__Work to be completed__: For each line below that includes the string "برای", show the whole line.

*** Exercise data ***

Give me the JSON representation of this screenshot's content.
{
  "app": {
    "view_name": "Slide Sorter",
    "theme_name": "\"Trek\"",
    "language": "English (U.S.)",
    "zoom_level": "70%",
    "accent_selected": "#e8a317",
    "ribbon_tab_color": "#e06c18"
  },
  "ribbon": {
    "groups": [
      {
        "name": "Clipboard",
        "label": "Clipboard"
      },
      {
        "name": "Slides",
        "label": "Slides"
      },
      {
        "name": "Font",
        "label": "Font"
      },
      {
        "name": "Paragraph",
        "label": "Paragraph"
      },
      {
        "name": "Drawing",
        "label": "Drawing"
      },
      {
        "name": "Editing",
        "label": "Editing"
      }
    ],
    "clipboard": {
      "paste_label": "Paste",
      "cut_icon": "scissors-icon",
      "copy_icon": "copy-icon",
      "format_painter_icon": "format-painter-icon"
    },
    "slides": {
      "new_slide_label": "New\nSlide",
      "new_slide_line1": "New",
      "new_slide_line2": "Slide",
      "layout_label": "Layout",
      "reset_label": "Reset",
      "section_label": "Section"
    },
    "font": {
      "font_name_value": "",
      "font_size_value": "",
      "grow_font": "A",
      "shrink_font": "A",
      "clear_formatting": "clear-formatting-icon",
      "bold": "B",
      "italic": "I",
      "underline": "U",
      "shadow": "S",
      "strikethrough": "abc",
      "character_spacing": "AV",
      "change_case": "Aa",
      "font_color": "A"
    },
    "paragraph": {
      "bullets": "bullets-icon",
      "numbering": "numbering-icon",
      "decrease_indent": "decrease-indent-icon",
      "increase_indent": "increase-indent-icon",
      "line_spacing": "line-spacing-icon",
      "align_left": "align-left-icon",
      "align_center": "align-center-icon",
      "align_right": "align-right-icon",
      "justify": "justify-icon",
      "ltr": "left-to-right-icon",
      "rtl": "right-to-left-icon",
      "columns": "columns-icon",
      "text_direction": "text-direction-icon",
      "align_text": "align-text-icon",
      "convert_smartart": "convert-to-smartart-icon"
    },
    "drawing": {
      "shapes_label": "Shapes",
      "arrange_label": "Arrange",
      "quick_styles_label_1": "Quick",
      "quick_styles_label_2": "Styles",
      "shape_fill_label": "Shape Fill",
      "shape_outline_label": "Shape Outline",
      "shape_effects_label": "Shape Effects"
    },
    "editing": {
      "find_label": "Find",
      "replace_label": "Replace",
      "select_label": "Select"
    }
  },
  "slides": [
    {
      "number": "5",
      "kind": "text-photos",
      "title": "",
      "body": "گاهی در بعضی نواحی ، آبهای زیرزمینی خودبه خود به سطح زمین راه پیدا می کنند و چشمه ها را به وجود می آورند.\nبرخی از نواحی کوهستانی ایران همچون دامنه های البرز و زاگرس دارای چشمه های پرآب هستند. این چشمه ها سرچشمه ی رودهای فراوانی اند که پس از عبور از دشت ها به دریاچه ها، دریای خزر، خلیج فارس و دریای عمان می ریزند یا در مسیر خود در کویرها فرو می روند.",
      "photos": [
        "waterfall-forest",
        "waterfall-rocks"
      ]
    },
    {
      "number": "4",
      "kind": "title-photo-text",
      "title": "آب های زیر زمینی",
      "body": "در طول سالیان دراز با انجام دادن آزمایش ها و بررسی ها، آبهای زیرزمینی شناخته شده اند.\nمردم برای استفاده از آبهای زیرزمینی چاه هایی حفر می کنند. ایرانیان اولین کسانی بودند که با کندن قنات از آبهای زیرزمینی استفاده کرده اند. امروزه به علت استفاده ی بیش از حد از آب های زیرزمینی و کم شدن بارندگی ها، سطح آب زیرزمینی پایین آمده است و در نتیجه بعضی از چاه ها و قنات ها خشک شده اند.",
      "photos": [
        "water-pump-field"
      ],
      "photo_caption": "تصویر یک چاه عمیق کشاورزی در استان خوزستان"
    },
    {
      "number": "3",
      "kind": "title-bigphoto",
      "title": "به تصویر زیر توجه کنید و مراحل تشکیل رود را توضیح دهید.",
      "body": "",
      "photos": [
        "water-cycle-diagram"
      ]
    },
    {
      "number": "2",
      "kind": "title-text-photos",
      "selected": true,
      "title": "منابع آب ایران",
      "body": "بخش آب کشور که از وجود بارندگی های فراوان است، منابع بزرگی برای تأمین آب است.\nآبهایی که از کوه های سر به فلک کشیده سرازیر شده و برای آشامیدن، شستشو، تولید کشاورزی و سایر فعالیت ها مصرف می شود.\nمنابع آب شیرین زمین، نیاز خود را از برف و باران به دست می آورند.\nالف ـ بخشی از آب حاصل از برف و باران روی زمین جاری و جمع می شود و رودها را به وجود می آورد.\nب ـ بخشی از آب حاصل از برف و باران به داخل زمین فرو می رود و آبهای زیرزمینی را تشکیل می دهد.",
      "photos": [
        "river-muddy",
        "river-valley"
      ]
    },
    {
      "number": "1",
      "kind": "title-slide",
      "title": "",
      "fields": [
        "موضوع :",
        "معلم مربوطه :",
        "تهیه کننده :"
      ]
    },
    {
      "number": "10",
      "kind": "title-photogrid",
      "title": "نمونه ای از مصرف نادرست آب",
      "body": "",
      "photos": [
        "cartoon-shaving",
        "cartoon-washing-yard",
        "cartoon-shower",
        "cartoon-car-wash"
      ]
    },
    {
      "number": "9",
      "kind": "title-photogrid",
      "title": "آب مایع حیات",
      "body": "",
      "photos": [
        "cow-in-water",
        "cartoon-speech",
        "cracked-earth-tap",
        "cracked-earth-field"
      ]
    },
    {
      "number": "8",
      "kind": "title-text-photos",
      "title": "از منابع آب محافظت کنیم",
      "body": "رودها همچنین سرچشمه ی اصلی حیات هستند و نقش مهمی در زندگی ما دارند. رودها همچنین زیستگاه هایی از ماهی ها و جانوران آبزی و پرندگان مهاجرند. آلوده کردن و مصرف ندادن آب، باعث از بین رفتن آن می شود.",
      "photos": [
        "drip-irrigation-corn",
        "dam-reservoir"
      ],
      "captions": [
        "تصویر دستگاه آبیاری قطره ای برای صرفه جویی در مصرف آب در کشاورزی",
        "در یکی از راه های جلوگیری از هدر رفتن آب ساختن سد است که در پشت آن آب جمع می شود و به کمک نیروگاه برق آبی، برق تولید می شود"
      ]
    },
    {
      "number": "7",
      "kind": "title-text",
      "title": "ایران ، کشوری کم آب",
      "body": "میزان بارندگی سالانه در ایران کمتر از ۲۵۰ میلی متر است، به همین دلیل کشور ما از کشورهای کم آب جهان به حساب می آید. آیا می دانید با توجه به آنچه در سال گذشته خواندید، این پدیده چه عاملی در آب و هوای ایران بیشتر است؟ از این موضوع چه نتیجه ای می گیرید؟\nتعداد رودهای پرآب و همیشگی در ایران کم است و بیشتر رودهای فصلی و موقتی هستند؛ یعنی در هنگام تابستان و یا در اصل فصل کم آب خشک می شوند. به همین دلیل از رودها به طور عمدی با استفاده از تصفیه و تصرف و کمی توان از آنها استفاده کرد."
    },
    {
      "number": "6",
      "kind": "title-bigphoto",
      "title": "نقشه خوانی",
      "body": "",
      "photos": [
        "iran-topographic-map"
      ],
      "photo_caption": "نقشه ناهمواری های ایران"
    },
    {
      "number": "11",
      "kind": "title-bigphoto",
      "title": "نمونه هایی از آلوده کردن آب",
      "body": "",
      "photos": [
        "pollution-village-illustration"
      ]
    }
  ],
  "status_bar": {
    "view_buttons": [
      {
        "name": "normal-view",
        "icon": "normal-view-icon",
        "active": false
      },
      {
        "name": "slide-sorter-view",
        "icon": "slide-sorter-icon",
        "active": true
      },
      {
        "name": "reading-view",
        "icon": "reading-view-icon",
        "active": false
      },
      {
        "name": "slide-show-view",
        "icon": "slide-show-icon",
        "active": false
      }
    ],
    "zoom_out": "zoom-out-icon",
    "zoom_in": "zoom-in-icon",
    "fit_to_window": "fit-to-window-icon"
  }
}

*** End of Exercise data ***

__Problem solution__:
      "body": "در طول سالیان دراز با انجام دادن آزمایش ها و بررسی ها، آبهای زیرزمینی شناخته شده اند.\nمردم برای استفاده از آبهای زیرزمینی چاه هایی حفر می کنند. ایرانیان اولین کسانی بودند که با کندن قنات از آبهای زیرزمینی استفاده کرده اند. امروزه به علت استفاده ی بیش از حد از آب های زیرزمینی و کم شدن بارندگی ها، سطح آب زیرزمینی پایین آمده است و در نتیجه بعضی از چاه ها و قنات ها خشک شده اند.",
      "body": "بخش آب کشور که از وجود بارندگی های فراوان است، منابع بزرگی برای تأمین آب است.\nآبهایی که از کوه های سر به فلک کشیده سرازیر شده و برای آشامیدن، شستشو، تولید کشاورزی و سایر فعالیت ها مصرف می شود.\nمنابع آب شیرین زمین، نیاز خود را از برف و باران به دست می آورند.\nالف ـ بخشی از آب حاصل از برف و باران روی زمین جاری و جمع می شود و رودها را به وجود می آورد.\nب ـ بخشی از آب حاصل از برف و باران به داخل زمین فرو می رود و آبهای زیرزمینی را تشکیل می دهد.",
        "تصویر دستگاه آبیاری قطره ای برای صرفه جویی در مصرف آب در کشاورزی",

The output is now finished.